Task description → Each line that includes the word "image" should be copied from the records.

######

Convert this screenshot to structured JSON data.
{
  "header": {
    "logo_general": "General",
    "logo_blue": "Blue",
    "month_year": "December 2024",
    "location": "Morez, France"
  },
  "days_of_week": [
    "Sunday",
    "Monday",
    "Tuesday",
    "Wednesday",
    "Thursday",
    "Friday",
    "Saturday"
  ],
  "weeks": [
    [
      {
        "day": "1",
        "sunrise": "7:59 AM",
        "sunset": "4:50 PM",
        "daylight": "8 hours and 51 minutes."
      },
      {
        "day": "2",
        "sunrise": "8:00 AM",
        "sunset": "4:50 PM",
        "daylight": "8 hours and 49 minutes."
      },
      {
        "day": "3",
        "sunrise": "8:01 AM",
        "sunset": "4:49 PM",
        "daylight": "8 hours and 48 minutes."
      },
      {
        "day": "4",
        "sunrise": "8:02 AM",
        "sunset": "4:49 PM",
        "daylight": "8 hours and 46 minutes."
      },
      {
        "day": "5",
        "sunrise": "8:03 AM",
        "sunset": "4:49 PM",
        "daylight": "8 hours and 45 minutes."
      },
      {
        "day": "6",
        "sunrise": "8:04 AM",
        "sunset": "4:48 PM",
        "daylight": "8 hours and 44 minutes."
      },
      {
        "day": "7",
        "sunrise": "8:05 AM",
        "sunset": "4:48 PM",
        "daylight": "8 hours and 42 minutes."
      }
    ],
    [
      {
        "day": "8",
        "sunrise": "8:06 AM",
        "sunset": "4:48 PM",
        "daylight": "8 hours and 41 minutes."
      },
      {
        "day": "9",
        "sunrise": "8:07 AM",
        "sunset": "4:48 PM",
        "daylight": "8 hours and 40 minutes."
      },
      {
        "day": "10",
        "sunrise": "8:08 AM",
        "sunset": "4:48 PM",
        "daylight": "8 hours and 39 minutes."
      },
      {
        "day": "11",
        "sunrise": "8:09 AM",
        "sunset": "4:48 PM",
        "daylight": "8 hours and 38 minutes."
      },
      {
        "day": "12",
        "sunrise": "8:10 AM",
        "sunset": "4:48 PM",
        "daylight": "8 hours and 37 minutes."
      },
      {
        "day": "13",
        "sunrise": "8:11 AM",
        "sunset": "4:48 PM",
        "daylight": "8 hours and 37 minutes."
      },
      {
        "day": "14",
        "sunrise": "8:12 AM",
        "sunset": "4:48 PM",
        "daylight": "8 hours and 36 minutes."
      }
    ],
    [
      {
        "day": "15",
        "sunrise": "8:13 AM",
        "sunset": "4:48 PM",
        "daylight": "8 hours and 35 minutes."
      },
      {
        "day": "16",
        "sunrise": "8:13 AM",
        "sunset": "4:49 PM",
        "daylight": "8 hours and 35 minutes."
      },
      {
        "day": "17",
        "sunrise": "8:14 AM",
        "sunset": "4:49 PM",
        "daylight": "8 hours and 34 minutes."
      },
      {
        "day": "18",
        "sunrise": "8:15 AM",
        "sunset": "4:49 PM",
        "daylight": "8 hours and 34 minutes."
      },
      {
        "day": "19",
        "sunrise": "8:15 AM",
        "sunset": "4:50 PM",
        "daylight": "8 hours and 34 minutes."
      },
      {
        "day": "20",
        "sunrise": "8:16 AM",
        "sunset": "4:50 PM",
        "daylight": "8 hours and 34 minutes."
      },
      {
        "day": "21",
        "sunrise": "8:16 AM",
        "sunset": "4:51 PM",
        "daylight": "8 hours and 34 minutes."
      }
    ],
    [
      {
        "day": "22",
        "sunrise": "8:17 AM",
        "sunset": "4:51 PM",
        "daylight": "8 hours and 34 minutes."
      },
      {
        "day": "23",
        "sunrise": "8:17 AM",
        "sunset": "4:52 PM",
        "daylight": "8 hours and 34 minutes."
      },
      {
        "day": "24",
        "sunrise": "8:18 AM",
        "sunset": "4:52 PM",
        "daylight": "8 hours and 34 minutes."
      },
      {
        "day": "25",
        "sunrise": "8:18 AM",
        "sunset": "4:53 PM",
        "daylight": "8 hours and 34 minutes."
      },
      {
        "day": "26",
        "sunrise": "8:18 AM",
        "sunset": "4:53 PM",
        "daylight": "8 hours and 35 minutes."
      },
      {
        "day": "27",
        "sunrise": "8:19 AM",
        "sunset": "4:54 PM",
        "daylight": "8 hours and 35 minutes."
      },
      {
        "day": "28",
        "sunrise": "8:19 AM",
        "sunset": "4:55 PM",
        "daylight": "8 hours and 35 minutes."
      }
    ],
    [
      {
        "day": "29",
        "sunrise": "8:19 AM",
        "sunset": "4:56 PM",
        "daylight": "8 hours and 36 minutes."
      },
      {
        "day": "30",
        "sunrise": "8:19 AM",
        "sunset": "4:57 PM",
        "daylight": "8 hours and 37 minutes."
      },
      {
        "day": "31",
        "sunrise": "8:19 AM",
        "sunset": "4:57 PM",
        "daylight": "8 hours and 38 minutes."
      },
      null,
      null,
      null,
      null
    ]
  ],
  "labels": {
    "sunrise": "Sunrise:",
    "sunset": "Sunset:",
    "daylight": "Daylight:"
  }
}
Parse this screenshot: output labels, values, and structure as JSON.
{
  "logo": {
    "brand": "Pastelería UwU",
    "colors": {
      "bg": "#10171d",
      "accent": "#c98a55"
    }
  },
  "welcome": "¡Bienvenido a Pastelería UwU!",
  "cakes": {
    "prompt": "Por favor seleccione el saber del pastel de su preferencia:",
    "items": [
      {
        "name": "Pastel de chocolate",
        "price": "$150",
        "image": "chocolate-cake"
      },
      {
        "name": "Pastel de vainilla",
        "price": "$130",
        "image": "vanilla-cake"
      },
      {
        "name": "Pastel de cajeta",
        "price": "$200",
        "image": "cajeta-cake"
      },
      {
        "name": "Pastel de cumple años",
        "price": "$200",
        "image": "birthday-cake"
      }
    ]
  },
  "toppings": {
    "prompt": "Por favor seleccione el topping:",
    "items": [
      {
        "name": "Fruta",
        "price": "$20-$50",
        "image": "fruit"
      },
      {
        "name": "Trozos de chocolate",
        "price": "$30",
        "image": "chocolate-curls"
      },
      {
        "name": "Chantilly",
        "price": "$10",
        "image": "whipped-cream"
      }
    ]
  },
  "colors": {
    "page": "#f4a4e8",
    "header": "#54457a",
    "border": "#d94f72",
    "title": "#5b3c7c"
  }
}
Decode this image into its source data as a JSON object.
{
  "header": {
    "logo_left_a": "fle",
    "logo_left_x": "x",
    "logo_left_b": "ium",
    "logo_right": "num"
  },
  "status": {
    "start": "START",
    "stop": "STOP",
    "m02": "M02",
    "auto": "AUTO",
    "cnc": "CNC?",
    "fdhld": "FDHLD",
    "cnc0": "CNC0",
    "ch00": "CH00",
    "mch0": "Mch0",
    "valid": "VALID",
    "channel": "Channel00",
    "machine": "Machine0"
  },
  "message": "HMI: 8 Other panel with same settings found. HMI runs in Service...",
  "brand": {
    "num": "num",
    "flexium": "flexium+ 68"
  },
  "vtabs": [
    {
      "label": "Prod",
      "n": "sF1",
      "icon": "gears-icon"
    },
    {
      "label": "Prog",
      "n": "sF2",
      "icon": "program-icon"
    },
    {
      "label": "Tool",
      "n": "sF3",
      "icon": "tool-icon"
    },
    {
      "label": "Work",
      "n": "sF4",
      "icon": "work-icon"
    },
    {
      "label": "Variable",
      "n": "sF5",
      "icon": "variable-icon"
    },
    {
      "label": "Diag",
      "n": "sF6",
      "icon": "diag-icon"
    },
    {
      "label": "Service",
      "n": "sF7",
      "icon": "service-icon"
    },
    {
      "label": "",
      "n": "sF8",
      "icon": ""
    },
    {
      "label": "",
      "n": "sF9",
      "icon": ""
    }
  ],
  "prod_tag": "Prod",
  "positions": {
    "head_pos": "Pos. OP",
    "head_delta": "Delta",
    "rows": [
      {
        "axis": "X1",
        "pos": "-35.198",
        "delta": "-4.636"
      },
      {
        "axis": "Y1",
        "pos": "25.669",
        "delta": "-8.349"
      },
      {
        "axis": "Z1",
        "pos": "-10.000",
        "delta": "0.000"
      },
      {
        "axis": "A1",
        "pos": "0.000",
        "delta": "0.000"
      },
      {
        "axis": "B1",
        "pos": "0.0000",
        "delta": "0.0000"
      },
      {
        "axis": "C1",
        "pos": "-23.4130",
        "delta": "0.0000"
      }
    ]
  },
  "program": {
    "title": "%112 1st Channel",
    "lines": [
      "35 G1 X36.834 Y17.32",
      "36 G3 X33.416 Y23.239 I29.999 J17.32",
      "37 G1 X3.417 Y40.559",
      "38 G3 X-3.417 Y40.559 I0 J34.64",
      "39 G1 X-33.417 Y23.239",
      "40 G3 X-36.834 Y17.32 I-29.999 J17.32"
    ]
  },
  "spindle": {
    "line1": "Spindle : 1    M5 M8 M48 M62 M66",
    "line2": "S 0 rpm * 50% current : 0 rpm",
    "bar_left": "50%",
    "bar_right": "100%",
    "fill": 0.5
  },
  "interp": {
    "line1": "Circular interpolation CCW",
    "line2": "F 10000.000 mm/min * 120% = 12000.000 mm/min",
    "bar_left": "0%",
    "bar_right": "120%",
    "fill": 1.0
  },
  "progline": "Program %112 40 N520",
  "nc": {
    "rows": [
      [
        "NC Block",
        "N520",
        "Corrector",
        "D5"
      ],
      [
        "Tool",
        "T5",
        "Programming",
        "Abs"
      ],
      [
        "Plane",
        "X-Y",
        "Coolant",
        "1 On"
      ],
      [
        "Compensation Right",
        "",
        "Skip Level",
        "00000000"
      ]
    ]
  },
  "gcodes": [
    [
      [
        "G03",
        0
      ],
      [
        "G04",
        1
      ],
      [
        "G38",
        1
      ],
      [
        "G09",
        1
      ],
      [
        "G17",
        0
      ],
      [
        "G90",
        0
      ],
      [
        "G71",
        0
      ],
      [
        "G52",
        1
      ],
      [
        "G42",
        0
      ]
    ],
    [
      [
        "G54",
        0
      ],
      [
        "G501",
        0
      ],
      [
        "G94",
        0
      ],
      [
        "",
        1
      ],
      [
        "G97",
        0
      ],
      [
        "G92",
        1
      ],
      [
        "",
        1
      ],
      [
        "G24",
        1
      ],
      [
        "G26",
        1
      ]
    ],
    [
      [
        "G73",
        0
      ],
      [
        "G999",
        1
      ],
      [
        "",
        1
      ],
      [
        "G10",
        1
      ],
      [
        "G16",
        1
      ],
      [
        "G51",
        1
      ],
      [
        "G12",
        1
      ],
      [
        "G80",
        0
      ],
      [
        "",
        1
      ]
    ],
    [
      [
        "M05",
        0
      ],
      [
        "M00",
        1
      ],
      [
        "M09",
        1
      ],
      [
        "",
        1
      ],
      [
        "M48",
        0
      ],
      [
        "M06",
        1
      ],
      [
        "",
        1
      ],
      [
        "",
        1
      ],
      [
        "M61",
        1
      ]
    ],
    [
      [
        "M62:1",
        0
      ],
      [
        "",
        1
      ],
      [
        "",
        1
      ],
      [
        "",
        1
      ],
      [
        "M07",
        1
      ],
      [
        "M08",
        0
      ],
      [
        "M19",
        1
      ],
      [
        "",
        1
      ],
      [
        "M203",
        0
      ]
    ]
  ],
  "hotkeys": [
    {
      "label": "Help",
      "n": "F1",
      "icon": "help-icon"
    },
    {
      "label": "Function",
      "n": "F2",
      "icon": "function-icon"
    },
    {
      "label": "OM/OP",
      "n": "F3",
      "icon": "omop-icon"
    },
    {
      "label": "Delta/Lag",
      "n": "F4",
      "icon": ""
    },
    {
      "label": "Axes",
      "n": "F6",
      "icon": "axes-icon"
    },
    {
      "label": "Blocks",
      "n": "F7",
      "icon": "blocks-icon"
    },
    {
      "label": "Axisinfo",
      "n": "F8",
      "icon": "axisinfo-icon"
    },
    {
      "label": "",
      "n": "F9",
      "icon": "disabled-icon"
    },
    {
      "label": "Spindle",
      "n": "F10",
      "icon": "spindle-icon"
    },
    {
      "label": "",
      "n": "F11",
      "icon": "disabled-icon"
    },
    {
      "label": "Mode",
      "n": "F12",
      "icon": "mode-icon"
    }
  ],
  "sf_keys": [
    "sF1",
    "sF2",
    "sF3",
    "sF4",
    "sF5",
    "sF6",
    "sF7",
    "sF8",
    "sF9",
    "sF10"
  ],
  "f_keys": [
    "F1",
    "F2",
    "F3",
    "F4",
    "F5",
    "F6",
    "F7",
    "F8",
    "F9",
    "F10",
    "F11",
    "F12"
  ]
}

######

Your response →
        "image": "chocolate-cake"
        "image": "vanilla-cake"
        "image": "cajeta-cake"
        "image": "birthday-cake"
        "image": "fruit"
        "image": "chocolate-curls"
        "image": "whipped-cream"
Decode this image into its source data as a JSON object.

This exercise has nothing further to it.